“Why are you here?” I asked. “Did Auntie really send you?”
They both smiled and ignored me.
We ate some cake, and drank the tea, made thick and sweet with the condensed milk. Little Auntie smacked her lips together in appreciation, oblivious to the flies that crawled all over us. She hooked one finger and scooped a fly out of her tea and kept on drinking.
Finally Grandmother looked at me, all business. “Show me dem hands,” she said.
I held them out to her, and while Grandmother took my hands by the wrists Little Auntie scooped up some red dirt in her own hands and rubbed it vigorously into mine.
Then Little Auntie took my hands and held them loosely in her tiny ones. She poured over them, pressing her thumb into the palm of my hand and the fleshy mound below my thumb. She turned them this way and that, tracing the lines with a grubby thumbnail. While she did this she made funny little clicking sounds with her tongue. The longer she held my hands the warmer they became.
“You feel dat?” Grandmother asked, coolly observing my every move.
“Yes,” I said. “My hands are hot.” But they weren’t simply hot, they were burning and tingling and it felt like ants were crawling all over them.
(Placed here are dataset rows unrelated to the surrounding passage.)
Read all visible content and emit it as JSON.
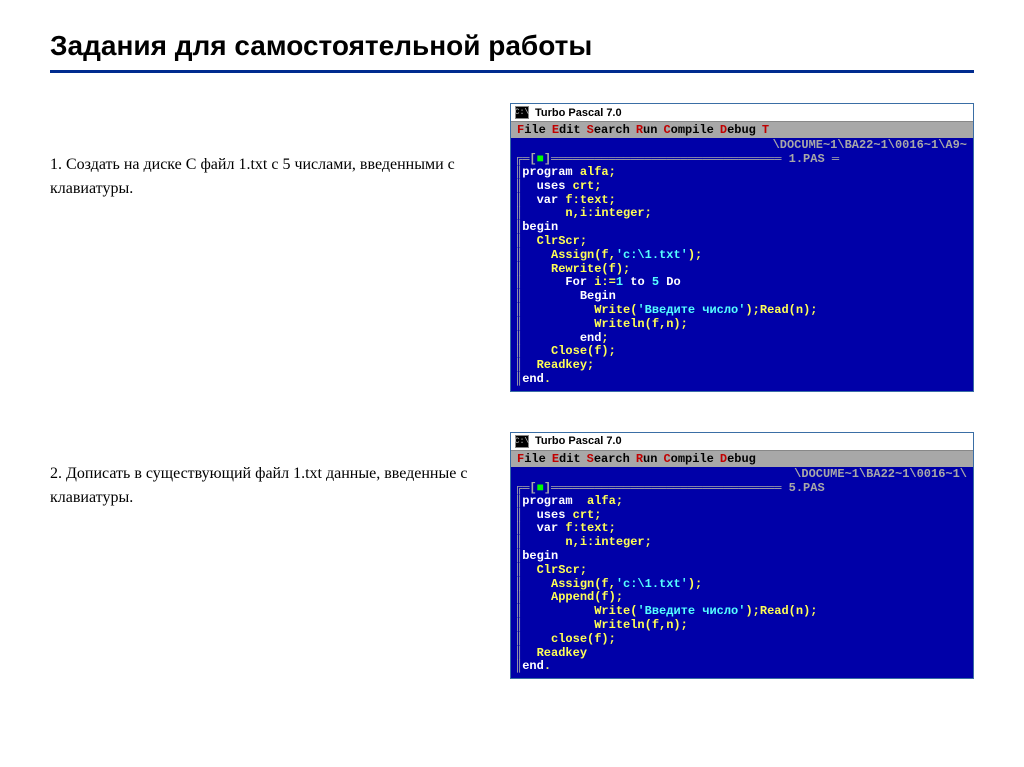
{
  "slide": {
    "title": "Задания для самостоятельной работы"
  },
  "task1": {
    "text": "1. Создать на  диске  C  файл  1.txt  с  5 числами,  введенными с клавиатуры."
  },
  "task2": {
    "text": "2. Дописать  в  существующий  файл  1.txt данные,  введенные с клавиатуры."
  },
  "tp": {
    "app_title": "Turbo Pascal 7.0",
    "cmd_glyph": "C:\\",
    "menu": {
      "file": "File",
      "edit": "Edit",
      "search": "Search",
      "run": "Run",
      "compile": "Compile",
      "debug": "Debug",
      "tools": "Tools"
    }
  },
  "win1": {
    "path": "\\DOCUME~1\\BA22~1\\0016~1\\A9~",
    "filename": "1.PAS",
    "code": [
      {
        "i": 0,
        "seg": [
          {
            "c": "kw",
            "t": "program"
          },
          {
            "c": "id",
            "t": " alfa;"
          }
        ]
      },
      {
        "i": 1,
        "seg": [
          {
            "c": "kw",
            "t": "uses "
          },
          {
            "c": "id",
            "t": "crt;"
          }
        ]
      },
      {
        "i": 1,
        "seg": [
          {
            "c": "kw",
            "t": "var "
          },
          {
            "c": "id",
            "t": "f:text;"
          }
        ]
      },
      {
        "i": 3,
        "seg": [
          {
            "c": "id",
            "t": "n,i:integer;"
          }
        ]
      },
      {
        "i": 0,
        "seg": [
          {
            "c": "kw",
            "t": "begin"
          }
        ]
      },
      {
        "i": 1,
        "seg": [
          {
            "c": "id",
            "t": "ClrScr;"
          }
        ]
      },
      {
        "i": 2,
        "seg": [
          {
            "c": "id",
            "t": "Assign(f,"
          },
          {
            "c": "str",
            "t": "'c:\\1.txt'"
          },
          {
            "c": "id",
            "t": ");"
          }
        ]
      },
      {
        "i": 2,
        "seg": [
          {
            "c": "id",
            "t": "Rewrite(f);"
          }
        ]
      },
      {
        "i": 3,
        "seg": [
          {
            "c": "kw",
            "t": "For "
          },
          {
            "c": "id",
            "t": "i:="
          },
          {
            "c": "num-lit",
            "t": "1"
          },
          {
            "c": "kw",
            "t": " to "
          },
          {
            "c": "num-lit",
            "t": "5"
          },
          {
            "c": "kw",
            "t": " Do"
          }
        ]
      },
      {
        "i": 4,
        "seg": [
          {
            "c": "kw",
            "t": "Begin"
          }
        ]
      },
      {
        "i": 5,
        "seg": [
          {
            "c": "id",
            "t": "Write("
          },
          {
            "c": "str",
            "t": "'Введите число'"
          },
          {
            "c": "id",
            "t": ");Read(n);"
          }
        ]
      },
      {
        "i": 5,
        "seg": [
          {
            "c": "id",
            "t": "Writeln(f,n);"
          }
        ]
      },
      {
        "i": 4,
        "seg": [
          {
            "c": "kw",
            "t": "end"
          },
          {
            "c": "id",
            "t": ";"
          }
        ]
      },
      {
        "i": 2,
        "seg": [
          {
            "c": "id",
            "t": "Close(f);"
          }
        ]
      },
      {
        "i": 1,
        "seg": [
          {
            "c": "id",
            "t": "Readkey;"
          }
        ]
      },
      {
        "i": 0,
        "seg": [
          {
            "c": "kw",
            "t": "end"
          },
          {
            "c": "id",
            "t": "."
          }
        ]
      }
    ]
  },
  "win2": {
    "path": "\\DOCUME~1\\BA22~1\\0016~1\\",
    "filename": "5.PAS",
    "code": [
      {
        "i": 0,
        "seg": [
          {
            "c": "kw",
            "t": "program"
          },
          {
            "c": "id",
            "t": "  alfa;"
          }
        ]
      },
      {
        "i": 1,
        "seg": [
          {
            "c": "kw",
            "t": "uses "
          },
          {
            "c": "id",
            "t": "crt;"
          }
        ]
      },
      {
        "i": 1,
        "seg": [
          {
            "c": "kw",
            "t": "var "
          },
          {
            "c": "id",
            "t": "f:text;"
          }
        ]
      },
      {
        "i": 3,
        "seg": [
          {
            "c": "id",
            "t": "n,i:integer;"
          }
        ]
      },
      {
        "i": 0,
        "seg": [
          {
            "c": "kw",
            "t": "begin"
          }
        ]
      },
      {
        "i": 1,
        "seg": [
          {
            "c": "id",
            "t": "ClrScr;"
          }
        ]
      },
      {
        "i": 2,
        "seg": [
          {
            "c": "id",
            "t": "Assign(f,"
          },
          {
            "c": "str",
            "t": "'c:\\1.txt'"
          },
          {
            "c": "id",
            "t": ");"
          }
        ]
      },
      {
        "i": 2,
        "seg": [
          {
            "c": "id",
            "t": "Append(f);"
          }
        ]
      },
      {
        "i": 5,
        "seg": [
          {
            "c": "id",
            "t": "Write("
          },
          {
            "c": "str",
            "t": "'Введите число'"
          },
          {
            "c": "id",
            "t": ");Read(n);"
          }
        ]
      },
      {
        "i": 5,
        "seg": [
          {
            "c": "id",
            "t": "Writeln(f,n);"
          }
        ]
      },
      {
        "i": 2,
        "seg": [
          {
            "c": "id",
            "t": "close(f);"
          }
        ]
      },
      {
        "i": 1,
        "seg": [
          {
            "c": "id",
            "t": "Readkey"
          }
        ]
      },
      {
        "i": 0,
        "seg": [
          {
            "c": "kw",
            "t": "end"
          },
          {
            "c": "id",
            "t": "."
          }
        ]
      }
    ]
  }
}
Grandmother just nodded. Then she made a small grass fire and placed some green gum leaves in it to make smoke. The two old women passed my hands back and forth in the fragrant smoke. Little Auntie would sniff my hands and feel them, and then back they would go into the smoke. Finally she was satisfied.
Little Auntie’s eyes were glistening and happy with a kind of pure child-like joy. She said something that sounded like a curdled sigh. Grandmother laughed and then turned to me, smiling.
“You know dat ting in dem hands of yours?” Grandmother said. “It come from your grandmother, from your grandfather, from your people way way back. All dem ancestors. It in you now, dat power. In you forever. No give him back. Okay?”
I don’t know why, but my eyes filled up with tears. I felt the connection deep in my heart, and it made me feel so much less alone.
Behind us the station workers began to file in to the dining room for lunch. I flinched under their gaze, exposed and vulnerable. I didn’t want them to see what we had been doing. Even though it probably didn’t look like anything at all. But it was SOMETHING to me – something significant, something so unexpected and raw and wild and strong.
I longed to soar up into the sky. I craved to dive into the deepest ocean. But I sat on my chair in the shade, and asked if I could get these ladies some lunch or some more tea.
“No,” said Grandmother. “We walk a lil bit now. You come too.”
So I fetched my hat and my sunglasses and we went down to the river. Little Auntie found me a craggy raw agate, rimmed with bright carnelian, and pressed it into my hands, placing it between my palms and then squeezing my hands tight against the stone.
“Dat fella good for you. Good for dat magic,” said Grandmother.
It’s the first crystal I ever felt the energy of – and it remains one of my most treasured possessions.
That was the day my hands were activated. And Grandmother was right. I can’t turn the power off. I can’t give it back. And I don’t want to anymore, anyway…
PS: If you’d like to work with activating your own hand chakras try these posts: